Traveling the world with Crohn's disease

Nuriya Robinson, a Crohn's disease patient

When Nuriya Robinson, MD, travels outside the United States, her carry-on bag contains much more than the requisite passport, money and reading materials. Her must-haves include medication with the original label, healthy snacks, a change of underwear, toilet paper and contact information for a local doctor at her destination.

"I try to be as prepared as possible," said Robinson, an obstetrician/gynecologist who spends four to six months a year working in Africa while coping with Crohn's disease, an inflammatory bowel disease that causes abdominal pain, diarrhea, nausea and vomiting. "I'm not going to let Crohn's stop me from pursuing the goals I have in life," she added.

Crohn's disease is a chronic, lifelong condition that causes inflammation in the lining of the gastrointestinal tract. Although there is no cure, symptoms can be controlled, allowing patients to lead active lifestyles. "There are many people living with inflammatory bowel disease who take medication, and are able to travel and work without limitations," explained University of Chicago Medicine gastroenterologist University of Chicago Medicine Inflammatory Bowel Disease (IBD) Center. Initially she saw the Center's director, monthly support group for patients with inflammatory bowel disease. "It's an amazing experiencecathartic and very supportive," Robinson said.

The significance of a Crohn's diagnosis "is hard to grasp," Dalal said. "Most patients will always need to be on medication, and that can be very anxiety-provoking."

Support group meetings offer an opportunity to share stories and exchange information. "Everyone's disease is different, so we get tips from each other," Robinson explained. One person in the group may have good advice on ways to avoid stress, which can trigger symptoms, while others talk about which medications they've found to be effective.

Despite being a physician herself, Robinson also took advantage of the University of Chicago Medicine's patient education seminars and workshops to learn more about how to stay healthy. "For me, it's been diet," she said. "That's the thing I've struggled with the most. It's challenging because in this situation I'm a patient, not a doctor."

With treatment and ongoing care from Dalal and the IBD specialists at the University of Chicago, Robinson's Crohn's disease now is in remission. Through the support group, she also has gained valuable insight into Crohn's disease that goes beyond the facts in medical textbooks. "There's no substitute for sharing the journey someone else has taken that's similar to your own," she said.

Sushila Dalal, MD

Sushila Dalal, MD

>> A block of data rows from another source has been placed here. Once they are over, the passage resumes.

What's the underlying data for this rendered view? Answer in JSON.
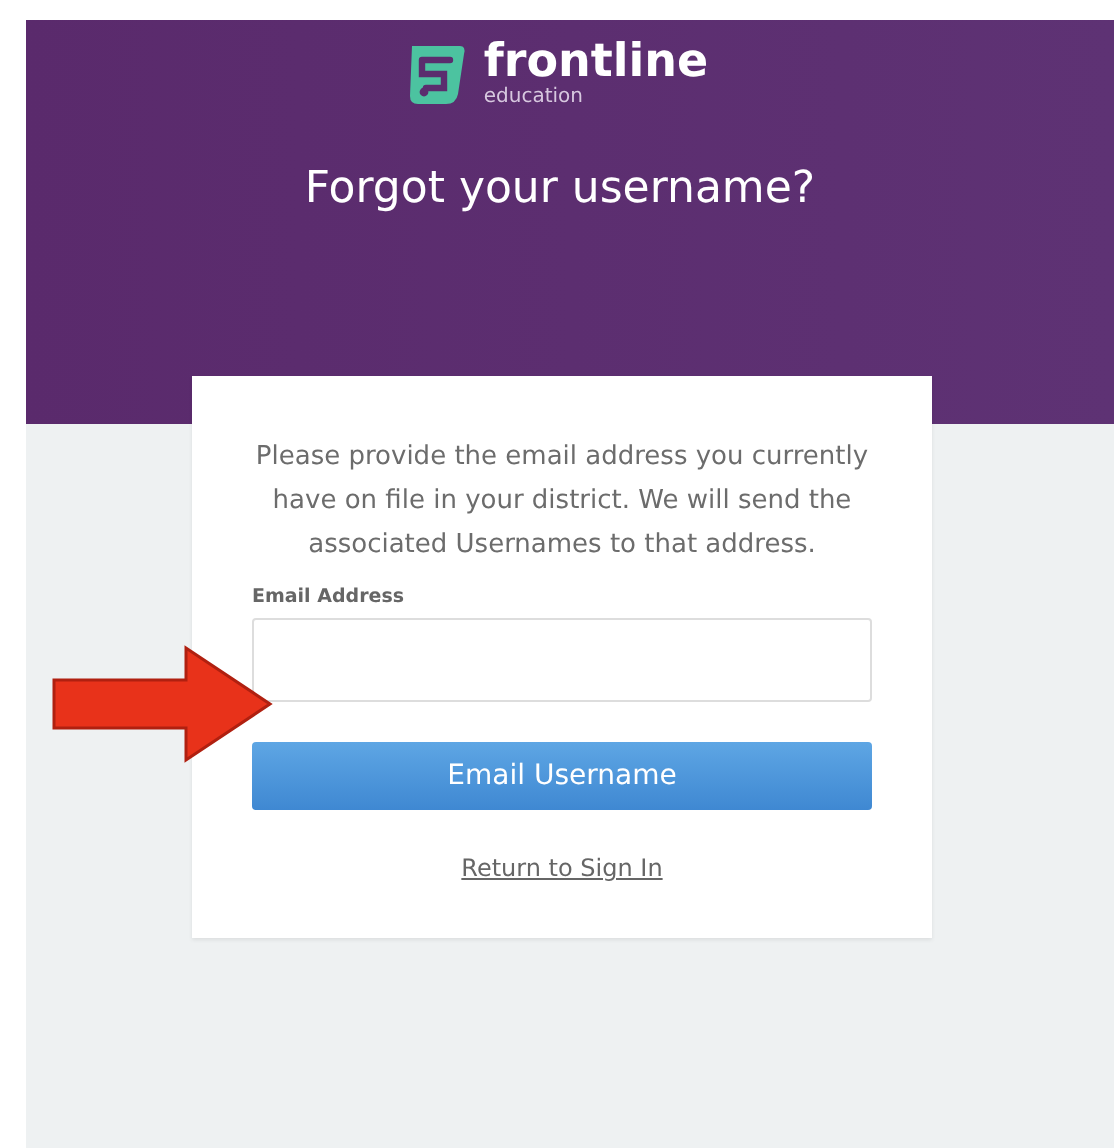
{
  "logo": {
    "name": "frontline",
    "tagline": "education"
  },
  "title": "Forgot your username?",
  "form": {
    "instructions": "Please provide the email address you currently have on file in your district. We will send the associated Usernames to that address.",
    "email_label": "Email Address",
    "submit": "Email Username",
    "return_link": "Return to Sign In"
  },
  "annotation": {
    "kind": "arrow"
  }
}
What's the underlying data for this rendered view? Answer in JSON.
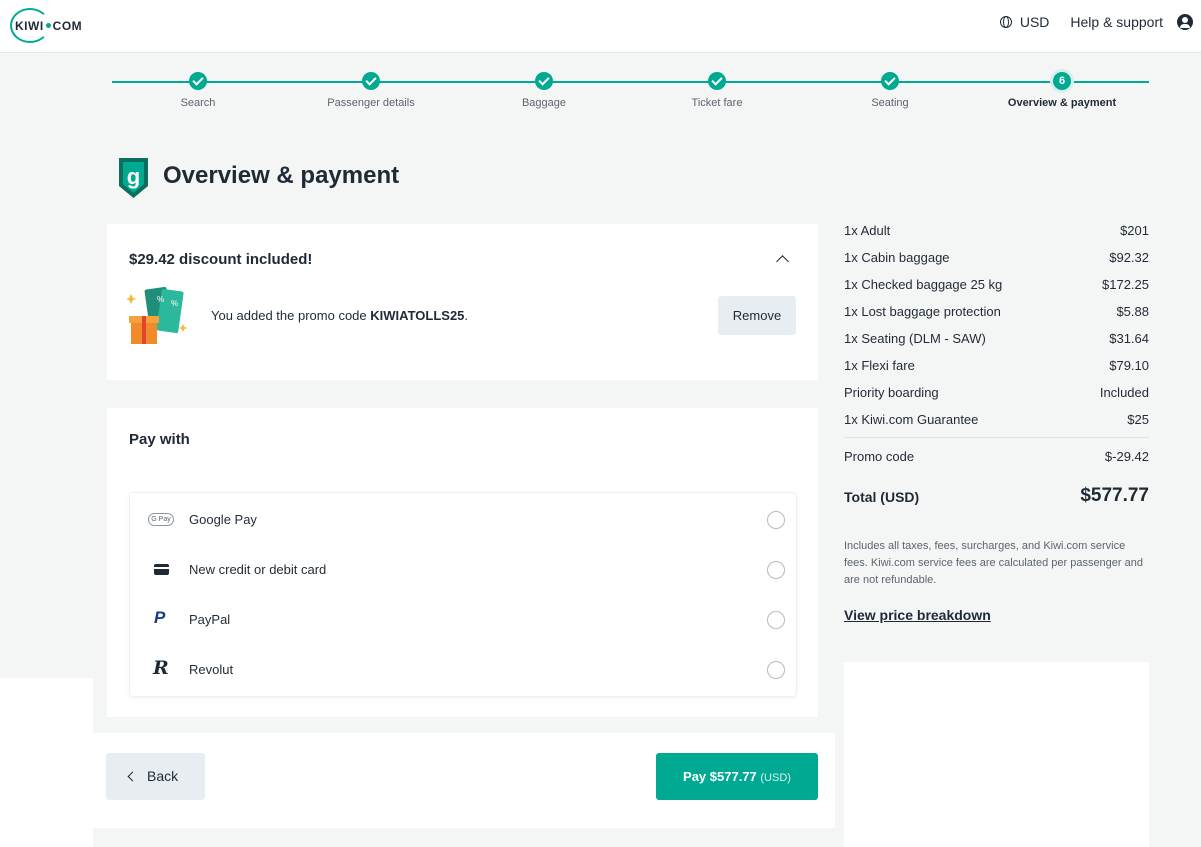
{
  "header": {
    "logo_text_left": "KIWI",
    "logo_text_right": "COM",
    "currency": "USD",
    "help": "Help & support",
    "icons": [
      "globe-icon",
      "account-icon"
    ]
  },
  "steps": [
    {
      "label": "Search",
      "state": "done"
    },
    {
      "label": "Passenger details",
      "state": "done"
    },
    {
      "label": "Baggage",
      "state": "done"
    },
    {
      "label": "Ticket fare",
      "state": "done"
    },
    {
      "label": "Seating",
      "state": "done"
    },
    {
      "label": "Overview & payment",
      "state": "active",
      "number": "6"
    }
  ],
  "page_title": "Overview & payment",
  "promo": {
    "title": "$29.42 discount included!",
    "text_before": "You added the promo code ",
    "code": "KIWIATOLLS25",
    "text_after": ".",
    "remove_label": "Remove"
  },
  "payment": {
    "title": "Pay with",
    "methods": [
      {
        "label": "Google Pay",
        "icon": "google-pay-icon",
        "icon_text": "G Pay"
      },
      {
        "label": "New credit or debit card",
        "icon": "credit-card-icon"
      },
      {
        "label": "PayPal",
        "icon": "paypal-icon",
        "icon_text": "P"
      },
      {
        "label": "Revolut",
        "icon": "revolut-icon",
        "icon_text": "R"
      }
    ]
  },
  "actions": {
    "back_label": "Back",
    "pay_label": "Pay $577.77",
    "pay_currency": "(USD)"
  },
  "summary": {
    "items": [
      {
        "label": "1x Adult",
        "value": "$201"
      },
      {
        "label": "1x Cabin baggage",
        "value": "$92.32"
      },
      {
        "label": "1x Checked baggage 25 kg",
        "value": "$172.25"
      },
      {
        "label": "1x Lost baggage protection",
        "value": "$5.88"
      },
      {
        "label": "1x Seating (DLM - SAW)",
        "value": "$31.64"
      },
      {
        "label": "1x Flexi fare",
        "value": "$79.10"
      },
      {
        "label": "Priority boarding",
        "value": "Included"
      },
      {
        "label": "1x Kiwi.com Guarantee",
        "value": "$25"
      }
    ],
    "promo_label": "Promo code",
    "promo_value": "$-29.42",
    "total_label": "Total (USD)",
    "total_value": "$577.77",
    "note": "Includes all taxes, fees, surcharges, and Kiwi.com service fees. Kiwi.com service fees are calculated per passenger and are not refundable.",
    "breakdown_link": "View price breakdown"
  },
  "colors": {
    "accent": "#00a991",
    "text": "#1f2a36",
    "muted": "#5a6470",
    "button_secondary": "#e8edf1"
  }
}
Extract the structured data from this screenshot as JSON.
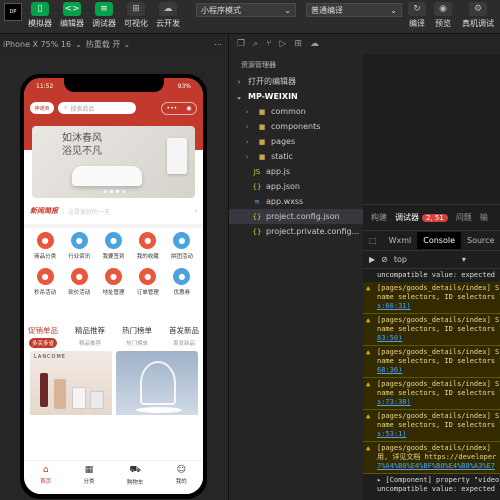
{
  "toolbar": {
    "avatar_initials": "DP",
    "simulator": "模拟器",
    "editor": "编辑器",
    "debugger": "调试器",
    "visualize": "可视化",
    "cloud": "云开发",
    "mode_select": "小程序模式",
    "compile_select": "普通编译",
    "compile": "编译",
    "preview": "预览",
    "real_debug": "真机调试"
  },
  "simbar": {
    "device": "iPhone X 75% 16",
    "hot_reload": "热重载 开"
  },
  "phone": {
    "time": "11:52",
    "battery": "93%",
    "logo": "神通商",
    "search_placeholder": "搜索商品",
    "banner_line1": "如沐春风",
    "banner_line2": "浴见不凡",
    "news_tag": "新闻简报",
    "news_text": "这是美好的一天",
    "grid": [
      {
        "label": "商品分类",
        "color": "#e9573f"
      },
      {
        "label": "行业资讯",
        "color": "#4aa3df"
      },
      {
        "label": "我要签到",
        "color": "#4aa3df"
      },
      {
        "label": "我的收藏",
        "color": "#e9573f"
      },
      {
        "label": "拼团活动",
        "color": "#4aa3df"
      },
      {
        "label": "秒杀活动",
        "color": "#e9573f"
      },
      {
        "label": "砍价活动",
        "color": "#e9573f"
      },
      {
        "label": "地址管理",
        "color": "#e9573f"
      },
      {
        "label": "订单管理",
        "color": "#e9573f"
      },
      {
        "label": "优惠券",
        "color": "#4aa3df"
      }
    ],
    "tabs": [
      {
        "title": "促销单品",
        "sub": "多买多省"
      },
      {
        "title": "精品推荐",
        "sub": "精品推荐"
      },
      {
        "title": "热门榜单",
        "sub": "热门榜单"
      },
      {
        "title": "首发新品",
        "sub": "首发新品"
      }
    ],
    "prod1_brand": "LANCOME",
    "tabbar": [
      {
        "label": "首页",
        "icon": "⌂"
      },
      {
        "label": "分类",
        "icon": "▦"
      },
      {
        "label": "购物车",
        "icon": "⛟"
      },
      {
        "label": "我的",
        "icon": "☺"
      }
    ]
  },
  "explorer": {
    "title": "资源管理器",
    "open_editors": "打开的编辑器",
    "project": "MP-WEIXIN",
    "items": [
      {
        "name": "common",
        "type": "folder",
        "icon": "▸"
      },
      {
        "name": "components",
        "type": "folder",
        "icon": "▸"
      },
      {
        "name": "pages",
        "type": "folder",
        "icon": "▸"
      },
      {
        "name": "static",
        "type": "folder",
        "icon": "▸"
      },
      {
        "name": "app.js",
        "type": "js",
        "icon": "JS"
      },
      {
        "name": "app.json",
        "type": "json",
        "icon": "{}"
      },
      {
        "name": "app.wxss",
        "type": "wxss",
        "icon": "≋"
      },
      {
        "name": "project.config.json",
        "type": "json",
        "icon": "{}"
      },
      {
        "name": "project.private.config...",
        "type": "json",
        "icon": "{}"
      }
    ]
  },
  "panel": {
    "tab_build": "构建",
    "tab_debugger": "调试器",
    "badge": "2, 51",
    "tab_issues": "问题",
    "tab_output": "输",
    "subtab_wxml": "Wxml",
    "subtab_console": "Console",
    "subtab_sources": "Source",
    "filter_context": "top",
    "logs": [
      {
        "kind": "plain",
        "lines": [
          "uncompatible value: expected"
        ]
      },
      {
        "kind": "warn",
        "lines": [
          "[pages/goods_details/index] S",
          "name selectors, ID selectors"
        ],
        "link": "s:66:31)"
      },
      {
        "kind": "warn",
        "lines": [
          "[pages/goods_details/index] S",
          "name selectors, ID selectors"
        ],
        "link": "83:50)"
      },
      {
        "kind": "warn",
        "lines": [
          "[pages/goods_details/index] S",
          "name selectors, ID selectors"
        ],
        "link": "68:36)"
      },
      {
        "kind": "warn",
        "lines": [
          "[pages/goods_details/index] S",
          "name selectors, ID selectors"
        ],
        "link": "s:73:30)"
      },
      {
        "kind": "warn",
        "lines": [
          "[pages/goods_details/index] S",
          "name selectors, ID selectors"
        ],
        "link": "s:53:1)"
      },
      {
        "kind": "warn",
        "lines": [
          "[pages/goods_details/index]",
          "用, 详见文档 https://developer"
        ],
        "link": "7%A4%B0%E4%BF%B0%E4%B8%A3%E7"
      },
      {
        "kind": "info",
        "lines": [
          "▸ [Component] property \"video",
          "uncompatible value: expected"
        ]
      }
    ]
  },
  "colors": {
    "accent": "#c23a2c",
    "green": "#06a14a"
  }
}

Gastroenterologist Dr. Sushila Dalal cares for patients with inflammatory bowel disease (Crohn's disease and ulcerative colitis). She is interested in the unique challenges that face women with IBD.

Read Dr. Dalal's physician profile